> **The problem**: Output the entries underneath exactly as they are.

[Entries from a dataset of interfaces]
^^^^^^^^^^^^^^^^

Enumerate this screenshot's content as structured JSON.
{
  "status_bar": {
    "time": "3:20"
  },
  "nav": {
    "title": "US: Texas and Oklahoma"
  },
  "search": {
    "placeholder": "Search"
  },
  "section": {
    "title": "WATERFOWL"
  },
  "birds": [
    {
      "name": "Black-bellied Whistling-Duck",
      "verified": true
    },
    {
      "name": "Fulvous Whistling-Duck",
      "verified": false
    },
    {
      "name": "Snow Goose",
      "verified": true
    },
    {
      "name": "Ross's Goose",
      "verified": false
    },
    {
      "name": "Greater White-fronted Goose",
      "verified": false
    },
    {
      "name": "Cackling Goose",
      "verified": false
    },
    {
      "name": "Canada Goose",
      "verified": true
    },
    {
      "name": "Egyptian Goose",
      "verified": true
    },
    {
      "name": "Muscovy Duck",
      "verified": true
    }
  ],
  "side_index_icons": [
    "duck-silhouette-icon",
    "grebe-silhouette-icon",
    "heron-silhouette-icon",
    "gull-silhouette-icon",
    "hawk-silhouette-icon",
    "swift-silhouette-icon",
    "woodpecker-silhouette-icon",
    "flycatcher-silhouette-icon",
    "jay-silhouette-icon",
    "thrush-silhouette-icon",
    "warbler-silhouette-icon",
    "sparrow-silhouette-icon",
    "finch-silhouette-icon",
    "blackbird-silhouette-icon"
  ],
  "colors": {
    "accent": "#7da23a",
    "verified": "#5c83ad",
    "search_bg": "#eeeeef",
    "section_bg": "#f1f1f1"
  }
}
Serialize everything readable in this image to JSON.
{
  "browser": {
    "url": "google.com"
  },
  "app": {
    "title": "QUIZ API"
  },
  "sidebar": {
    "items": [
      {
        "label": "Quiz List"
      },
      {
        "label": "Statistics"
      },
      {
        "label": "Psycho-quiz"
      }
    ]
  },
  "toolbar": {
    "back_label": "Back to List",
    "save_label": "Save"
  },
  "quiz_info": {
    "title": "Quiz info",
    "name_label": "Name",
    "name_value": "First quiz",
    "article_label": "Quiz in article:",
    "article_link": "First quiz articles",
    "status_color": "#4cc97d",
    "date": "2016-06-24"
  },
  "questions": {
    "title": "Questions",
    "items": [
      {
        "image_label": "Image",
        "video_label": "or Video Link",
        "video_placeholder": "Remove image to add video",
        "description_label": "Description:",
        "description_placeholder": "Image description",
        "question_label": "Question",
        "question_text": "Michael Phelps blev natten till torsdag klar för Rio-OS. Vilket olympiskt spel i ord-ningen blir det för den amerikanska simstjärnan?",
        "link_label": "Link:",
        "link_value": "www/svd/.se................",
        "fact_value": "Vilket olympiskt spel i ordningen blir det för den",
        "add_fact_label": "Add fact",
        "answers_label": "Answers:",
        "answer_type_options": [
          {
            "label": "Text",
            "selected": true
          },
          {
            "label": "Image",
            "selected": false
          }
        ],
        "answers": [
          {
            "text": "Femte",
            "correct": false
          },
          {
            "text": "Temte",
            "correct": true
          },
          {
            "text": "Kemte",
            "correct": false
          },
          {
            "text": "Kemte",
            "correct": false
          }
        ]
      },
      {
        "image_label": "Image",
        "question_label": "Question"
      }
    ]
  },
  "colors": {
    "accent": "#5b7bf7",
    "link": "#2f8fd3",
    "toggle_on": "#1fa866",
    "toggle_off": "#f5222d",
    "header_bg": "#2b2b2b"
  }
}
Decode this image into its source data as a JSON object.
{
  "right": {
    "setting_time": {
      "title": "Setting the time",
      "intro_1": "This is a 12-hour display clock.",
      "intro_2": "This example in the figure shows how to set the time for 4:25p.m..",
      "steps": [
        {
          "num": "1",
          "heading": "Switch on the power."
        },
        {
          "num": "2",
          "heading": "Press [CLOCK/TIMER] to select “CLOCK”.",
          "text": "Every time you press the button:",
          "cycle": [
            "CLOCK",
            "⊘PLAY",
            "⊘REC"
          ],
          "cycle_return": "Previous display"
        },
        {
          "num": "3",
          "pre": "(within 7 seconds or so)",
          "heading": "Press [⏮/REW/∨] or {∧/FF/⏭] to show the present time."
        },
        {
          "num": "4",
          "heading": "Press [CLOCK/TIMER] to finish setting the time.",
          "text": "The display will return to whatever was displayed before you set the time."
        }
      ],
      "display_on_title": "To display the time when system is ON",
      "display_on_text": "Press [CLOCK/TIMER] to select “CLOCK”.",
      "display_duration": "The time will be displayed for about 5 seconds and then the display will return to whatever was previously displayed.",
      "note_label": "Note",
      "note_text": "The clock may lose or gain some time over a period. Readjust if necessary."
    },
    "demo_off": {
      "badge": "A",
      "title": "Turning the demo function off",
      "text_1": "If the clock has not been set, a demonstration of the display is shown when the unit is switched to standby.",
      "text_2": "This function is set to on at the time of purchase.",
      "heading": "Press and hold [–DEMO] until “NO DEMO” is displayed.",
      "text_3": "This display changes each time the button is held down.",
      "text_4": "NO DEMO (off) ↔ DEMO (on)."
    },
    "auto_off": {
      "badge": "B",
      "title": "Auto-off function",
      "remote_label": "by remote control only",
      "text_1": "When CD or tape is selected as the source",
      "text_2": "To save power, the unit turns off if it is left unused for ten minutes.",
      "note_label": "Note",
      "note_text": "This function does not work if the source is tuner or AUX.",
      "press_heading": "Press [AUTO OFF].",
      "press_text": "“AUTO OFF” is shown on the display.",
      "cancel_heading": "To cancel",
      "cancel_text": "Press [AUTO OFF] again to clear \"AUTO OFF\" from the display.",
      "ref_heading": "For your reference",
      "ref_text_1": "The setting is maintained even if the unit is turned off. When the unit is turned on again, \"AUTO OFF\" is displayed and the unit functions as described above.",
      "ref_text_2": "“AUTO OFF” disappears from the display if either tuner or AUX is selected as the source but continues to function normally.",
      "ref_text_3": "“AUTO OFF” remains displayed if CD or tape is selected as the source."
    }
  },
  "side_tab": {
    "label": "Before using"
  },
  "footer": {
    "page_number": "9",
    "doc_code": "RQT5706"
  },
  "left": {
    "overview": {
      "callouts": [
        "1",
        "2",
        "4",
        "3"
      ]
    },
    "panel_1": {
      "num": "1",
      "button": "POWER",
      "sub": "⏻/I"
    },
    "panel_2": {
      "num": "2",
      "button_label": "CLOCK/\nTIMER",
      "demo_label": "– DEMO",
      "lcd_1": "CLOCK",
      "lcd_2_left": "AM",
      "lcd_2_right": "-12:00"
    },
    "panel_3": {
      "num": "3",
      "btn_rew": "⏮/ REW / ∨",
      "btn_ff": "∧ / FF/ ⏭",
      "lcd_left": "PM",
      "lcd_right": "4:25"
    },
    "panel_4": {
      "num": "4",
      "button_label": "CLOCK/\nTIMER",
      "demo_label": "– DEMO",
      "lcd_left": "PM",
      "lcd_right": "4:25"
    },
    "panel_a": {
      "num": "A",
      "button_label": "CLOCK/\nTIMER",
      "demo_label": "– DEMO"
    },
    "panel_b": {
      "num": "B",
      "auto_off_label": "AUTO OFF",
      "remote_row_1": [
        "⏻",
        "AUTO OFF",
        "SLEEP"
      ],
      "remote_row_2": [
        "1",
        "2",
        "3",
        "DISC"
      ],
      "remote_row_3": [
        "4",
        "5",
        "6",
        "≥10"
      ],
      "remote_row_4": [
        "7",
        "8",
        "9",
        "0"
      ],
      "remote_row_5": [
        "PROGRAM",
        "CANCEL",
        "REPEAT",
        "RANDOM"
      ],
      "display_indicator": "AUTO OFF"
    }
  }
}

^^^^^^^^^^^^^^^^

> **Exercise answer**:
Enumerate this screenshot's content as structured JSON.
{
  "status_bar": {
    "time": "3:20"
  },
  "nav": {
    "title": "US: Texas and Oklahoma"
  },
  "search": {
    "placeholder": "Search"
  },
  "section": {
    "title": "WATERFOWL"
  },
  "birds": [
    {
      "name": "Black-bellied Whistling-Duck",
      "verified": true
    },
    {
      "name": "Fulvous Whistling-Duck",
      "verified": false
    },
    {
      "name": "Snow Goose",
      "verified": true
    },
    {
      "name": "Ross's Goose",
      "verified": false
    },
    {
      "name": "Greater White-fronted Goose",
      "verified": false
    },
    {
      "name": "Cackling Goose",
      "verified": false
    },
    {
      "name": "Canada Goose",
      "verified": true
    },
    {
      "name": "Egyptian Goose",
      "verified": true
    },
    {
      "name": "Muscovy Duck",
      "verified": true
    }
  ],
  "side_index_icons": [
    "duck-silhouette-icon",
    "grebe-silhouette-icon",
    "heron-silhouette-icon",
    "gull-silhouette-icon",
    "hawk-silhouette-icon",
    "swift-silhouette-icon",
    "woodpecker-silhouette-icon",
    "flycatcher-silhouette-icon",
    "jay-silhouette-icon",
    "thrush-silhouette-icon",
    "warbler-silhouette-icon",
    "sparrow-silhouette-icon",
    "finch-silhouette-icon",
    "blackbird-silhouette-icon"
  ],
  "colors": {
    "accent": "#7da23a",
    "verified": "#5c83ad",
    "search_bg": "#eeeeef",
    "section_bg": "#f1f1f1"
  }
}
Serialize everything readable in this image to JSON.
{
  "browser": {
    "url": "google.com"
  },
  "app": {
    "title": "QUIZ API"
  },
  "sidebar": {
    "items": [
      {
        "label": "Quiz List"
      },
      {
        "label": "Statistics"
      },
      {
        "label": "Psycho-quiz"
      }
    ]
  },
  "toolbar": {
    "back_label": "Back to List",
    "save_label": "Save"
  },
  "quiz_info": {
    "title": "Quiz info",
    "name_label": "Name",
    "name_value": "First quiz",
    "article_label": "Quiz in article:",
    "article_link": "First quiz articles",
    "status_color": "#4cc97d",
    "date": "2016-06-24"
  },
  "questions": {
    "title": "Questions",
    "items": [
      {
        "image_label": "Image",
        "video_label": "or Video Link",
        "video_placeholder": "Remove image to add video",
        "description_label": "Description:",
        "description_placeholder": "Image description",
        "question_label": "Question",
        "question_text": "Michael Phelps blev natten till torsdag klar för Rio-OS. Vilket olympiskt spel i ord-ningen blir det för den amerikanska simstjärnan?",
        "link_label": "Link:",
        "link_value": "www/svd/.se................",
        "fact_value": "Vilket olympiskt spel i ordningen blir det för den",
        "add_fact_label": "Add fact",
        "answers_label": "Answers:",
        "answer_type_options": [
          {
            "label": "Text",
            "selected": true
          },
          {
            "label": "Image",
            "selected": false
          }
        ],
        "answers": [
          {
            "text": "Femte",
            "correct": false
          },
          {
            "text": "Temte",
            "correct": true
          },
          {
            "text": "Kemte",
            "correct": false
          },
          {
            "text": "Kemte",
            "correct": false
          }
        ]
      },
      {
        "image_label": "Image",
        "question_label": "Question"
      }
    ]
  },
  "colors": {
    "accent": "#5b7bf7",
    "link": "#2f8fd3",
    "toggle_on": "#1fa866",
    "toggle_off": "#f5222d",
    "header_bg": "#2b2b2b"
  }
}
Decode this image into its source data as a JSON object.
{
  "right": {
    "setting_time": {
      "title": "Setting the time",
      "intro_1": "This is a 12-hour display clock.",
      "intro_2": "This example in the figure shows how to set the time for 4:25p.m..",
      "steps": [
        {
          "num": "1",
          "heading": "Switch on the power."
        },
        {
          "num": "2",
          "heading": "Press [CLOCK/TIMER] to select “CLOCK”.",
          "text": "Every time you press the button:",
          "cycle": [
            "CLOCK",
            "⊘PLAY",
            "⊘REC"
          ],
          "cycle_return": "Previous display"
        },
        {
          "num": "3",
          "pre": "(within 7 seconds or so)",
          "heading": "Press [⏮/REW/∨] or {∧/FF/⏭] to show the present time."
        },
        {
          "num": "4",
          "heading": "Press [CLOCK/TIMER] to finish setting the time.",
          "text": "The display will return to whatever was displayed before you set the time."
        }
      ],
      "display_on_title": "To display the time when system is ON",
      "display_on_text": "Press [CLOCK/TIMER] to select “CLOCK”.",
      "display_duration": "The time will be displayed for about 5 seconds and then the display will return to whatever was previously displayed.",
      "note_label": "Note",
      "note_text": "The clock may lose or gain some time over a period. Readjust if necessary."
    },
    "demo_off": {
      "badge": "A",
      "title": "Turning the demo function off",
      "text_1": "If the clock has not been set, a demonstration of the display is shown when the unit is switched to standby.",
      "text_2": "This function is set to on at the time of purchase.",
      "heading": "Press and hold [–DEMO] until “NO DEMO” is displayed.",
      "text_3": "This display changes each time the button is held down.",
      "text_4": "NO DEMO (off) ↔ DEMO (on)."
    },
    "auto_off": {
      "badge": "B",
      "title": "Auto-off function",
      "remote_label": "by remote control only",
      "text_1": "When CD or tape is selected as the source",
      "text_2": "To save power, the unit turns off if it is left unused for ten minutes.",
      "note_label": "Note",
      "note_text": "This function does not work if the source is tuner or AUX.",
      "press_heading": "Press [AUTO OFF].",
      "press_text": "“AUTO OFF” is shown on the display.",
      "cancel_heading": "To cancel",
      "cancel_text": "Press [AUTO OFF] again to clear \"AUTO OFF\" from the display.",
      "ref_heading": "For your reference",
      "ref_text_1": "The setting is maintained even if the unit is turned off. When the unit is turned on again, \"AUTO OFF\" is displayed and the unit functions as described above.",
      "ref_text_2": "“AUTO OFF” disappears from the display if either tuner or AUX is selected as the source but continues to function normally.",
      "ref_text_3": "“AUTO OFF” remains displayed if CD or tape is selected as the source."
    }
  },
  "side_tab": {
    "label": "Before using"
  },
  "footer": {
    "page_number": "9",
    "doc_code": "RQT5706"
  },
  "left": {
    "overview": {
      "callouts": [
        "1",
        "2",
        "4",
        "3"
      ]
    },
    "panel_1": {
      "num": "1",
      "button": "POWER",
      "sub": "⏻/I"
    },
    "panel_2": {
      "num": "2",
      "button_label": "CLOCK/\nTIMER",
      "demo_label": "– DEMO",
      "lcd_1": "CLOCK",
      "lcd_2_left": "AM",
      "lcd_2_right": "-12:00"
    },
    "panel_3": {
      "num": "3",
      "btn_rew": "⏮/ REW / ∨",
      "btn_ff": "∧ / FF/ ⏭",
      "lcd_left": "PM",
      "lcd_right": "4:25"
    },
    "panel_4": {
      "num": "4",
      "button_label": "CLOCK/\nTIMER",
      "demo_label": "– DEMO",
      "lcd_left": "PM",
      "lcd_right": "4:25"
    },
    "panel_a": {
      "num": "A",
      "button_label": "CLOCK/\nTIMER",
      "demo_label": "– DEMO"
    },
    "panel_b": {
      "num": "B",
      "auto_off_label": "AUTO OFF",
      "remote_row_1": [
        "⏻",
        "AUTO OFF",
        "SLEEP"
      ],
      "remote_row_2": [
        "1",
        "2",
        "3",
        "DISC"
      ],
      "remote_row_3": [
        "4",
        "5",
        "6",
        "≥10"
      ],
      "remote_row_4": [
        "7",
        "8",
        "9",
        "0"
      ],
      "remote_row_5": [
        "PROGRAM",
        "CANCEL",
        "REPEAT",
        "RANDOM"
      ],
      "display_indicator": "AUTO OFF"
    }
  }
}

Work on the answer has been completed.